Publication Date: May 20, 2006
Citation: Paustian, M., Robbe Austerman, S., Lippolis, J.D., Stabel, J.R., Bannantine, J.P. 2006. Identification of Differences in the Protein Content of Mycobacterium avium subspecies paratuberculosis Purified Protein Derivative Preparations with Different Skin Test Specificities [abstract]. American Society for Microbiology. Paper No. U-016.

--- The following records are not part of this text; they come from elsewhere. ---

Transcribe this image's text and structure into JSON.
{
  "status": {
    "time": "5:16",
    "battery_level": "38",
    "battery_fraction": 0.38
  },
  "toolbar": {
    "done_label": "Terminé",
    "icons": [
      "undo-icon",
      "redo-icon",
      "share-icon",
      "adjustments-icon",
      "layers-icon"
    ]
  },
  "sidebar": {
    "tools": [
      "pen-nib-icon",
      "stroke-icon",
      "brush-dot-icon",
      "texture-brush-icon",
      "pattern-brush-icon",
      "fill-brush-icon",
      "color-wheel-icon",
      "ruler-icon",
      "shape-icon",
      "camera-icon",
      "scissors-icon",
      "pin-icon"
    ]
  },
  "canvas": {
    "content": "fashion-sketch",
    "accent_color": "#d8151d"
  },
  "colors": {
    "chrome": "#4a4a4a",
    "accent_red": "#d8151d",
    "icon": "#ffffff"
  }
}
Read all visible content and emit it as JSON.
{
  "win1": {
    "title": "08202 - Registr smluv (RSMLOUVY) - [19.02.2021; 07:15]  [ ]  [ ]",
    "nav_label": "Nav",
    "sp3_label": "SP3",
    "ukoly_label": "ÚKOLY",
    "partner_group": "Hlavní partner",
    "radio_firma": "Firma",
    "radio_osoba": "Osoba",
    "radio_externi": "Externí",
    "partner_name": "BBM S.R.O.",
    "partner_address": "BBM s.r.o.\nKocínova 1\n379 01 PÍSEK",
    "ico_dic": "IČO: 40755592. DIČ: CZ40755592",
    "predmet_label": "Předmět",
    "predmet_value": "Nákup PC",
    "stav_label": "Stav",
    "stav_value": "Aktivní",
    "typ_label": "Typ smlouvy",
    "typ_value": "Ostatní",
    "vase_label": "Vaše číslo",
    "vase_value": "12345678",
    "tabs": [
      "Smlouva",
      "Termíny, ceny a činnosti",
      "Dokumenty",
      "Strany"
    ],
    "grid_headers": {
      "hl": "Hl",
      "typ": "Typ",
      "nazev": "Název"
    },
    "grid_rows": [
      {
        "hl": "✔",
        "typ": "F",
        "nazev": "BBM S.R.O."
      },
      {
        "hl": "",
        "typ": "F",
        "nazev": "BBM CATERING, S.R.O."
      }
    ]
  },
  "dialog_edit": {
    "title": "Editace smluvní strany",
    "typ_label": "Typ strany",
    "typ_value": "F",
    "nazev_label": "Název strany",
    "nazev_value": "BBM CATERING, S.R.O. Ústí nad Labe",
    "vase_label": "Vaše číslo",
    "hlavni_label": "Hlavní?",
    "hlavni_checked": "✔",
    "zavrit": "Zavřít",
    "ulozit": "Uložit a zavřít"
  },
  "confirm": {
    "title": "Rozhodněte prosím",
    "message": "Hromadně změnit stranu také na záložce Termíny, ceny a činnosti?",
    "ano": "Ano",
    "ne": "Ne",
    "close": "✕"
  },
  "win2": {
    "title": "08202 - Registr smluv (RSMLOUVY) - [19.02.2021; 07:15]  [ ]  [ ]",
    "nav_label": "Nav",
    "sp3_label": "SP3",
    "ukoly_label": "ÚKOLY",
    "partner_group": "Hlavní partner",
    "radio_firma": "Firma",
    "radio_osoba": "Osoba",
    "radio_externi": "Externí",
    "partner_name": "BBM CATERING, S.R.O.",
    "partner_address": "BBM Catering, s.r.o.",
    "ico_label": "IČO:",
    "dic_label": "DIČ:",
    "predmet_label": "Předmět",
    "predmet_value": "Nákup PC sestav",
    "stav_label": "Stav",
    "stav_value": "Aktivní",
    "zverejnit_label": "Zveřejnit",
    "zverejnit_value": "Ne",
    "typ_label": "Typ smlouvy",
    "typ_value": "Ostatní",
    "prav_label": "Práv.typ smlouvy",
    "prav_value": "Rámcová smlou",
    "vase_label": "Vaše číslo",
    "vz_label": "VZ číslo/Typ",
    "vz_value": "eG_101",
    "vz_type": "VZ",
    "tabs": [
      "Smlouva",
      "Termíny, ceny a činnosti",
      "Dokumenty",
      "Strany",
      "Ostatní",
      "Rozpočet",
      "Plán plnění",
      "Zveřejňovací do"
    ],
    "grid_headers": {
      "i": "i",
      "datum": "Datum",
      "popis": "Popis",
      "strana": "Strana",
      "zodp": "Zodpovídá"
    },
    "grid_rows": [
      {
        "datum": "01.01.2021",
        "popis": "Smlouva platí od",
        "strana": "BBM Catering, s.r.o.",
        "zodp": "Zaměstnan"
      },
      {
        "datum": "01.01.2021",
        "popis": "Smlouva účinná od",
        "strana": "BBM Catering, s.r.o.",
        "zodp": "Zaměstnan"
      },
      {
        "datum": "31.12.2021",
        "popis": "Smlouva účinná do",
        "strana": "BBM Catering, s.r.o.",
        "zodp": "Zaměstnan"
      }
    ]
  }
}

Technical Abstract: Mycobacterium avium subspecies paratuberculosis (Map) strain ATCC 19698 has been used to produce a purified protein derivative (PPD) that can be utilized as a diagnostic reagent. Two Map PPD lots (Johnin 9801 and Johnin 0202) were used to skin test sheep and cattle for exposure to Map. Johnin 9801 was 97.6% ± 2.1% and 98.9% ± 1.0% specific in cattle and sheep, respectively, while Johnin 0202 was 84.2% ± 3.8% and 84.9% ± 5.4% specific in cattle and sheep. We hypothesize that identifying differences between the PPD preparations that are correlated with skin test performance will lead to the identification of proteins that can be utilized as an alternative diagnostic reagent. Strong cation exchange liquid chromatography followed by tandem mass spectrometry was utilized to examine the relative abundance of proteins from the two PPD preparations that had been differentially labeled with isotope tags. A total of 193 proteins were identified in both PPD preparations based on peptide matches. Notably, the protein with the greatest change in abundance between the two PPD lots was the surface layer protein SbsA from Geobacillus stearothermophilus, which was present at nearly 8-fold higher concentration in Johnin 9801. The effect of SbsA on PPD specificity is not clear and it may represent a trace contaminant from the autoclave used for PPD production, as G. stearothermophilus is commonly used as a test organism for autoclave performance. Twenty three other proteins were present at 2-fold or higher concentrations in Johnin 9801, most of which have no known function. Sixty two proteins Johnin 0202 were identified at greater than 2-fold higher concentrations and approximately half of which have no known function. A significant number of the remaining proteins that were enriched in Johnin 0202 are predicted to be involved in lipid biosynthesis or degradation. The results of this study indicate that an overabundance of specific proteins within different preparations of PPD is responsible for the observed differences in skin test specificity in cattle and sheep.

Last Modified: 9/21/2014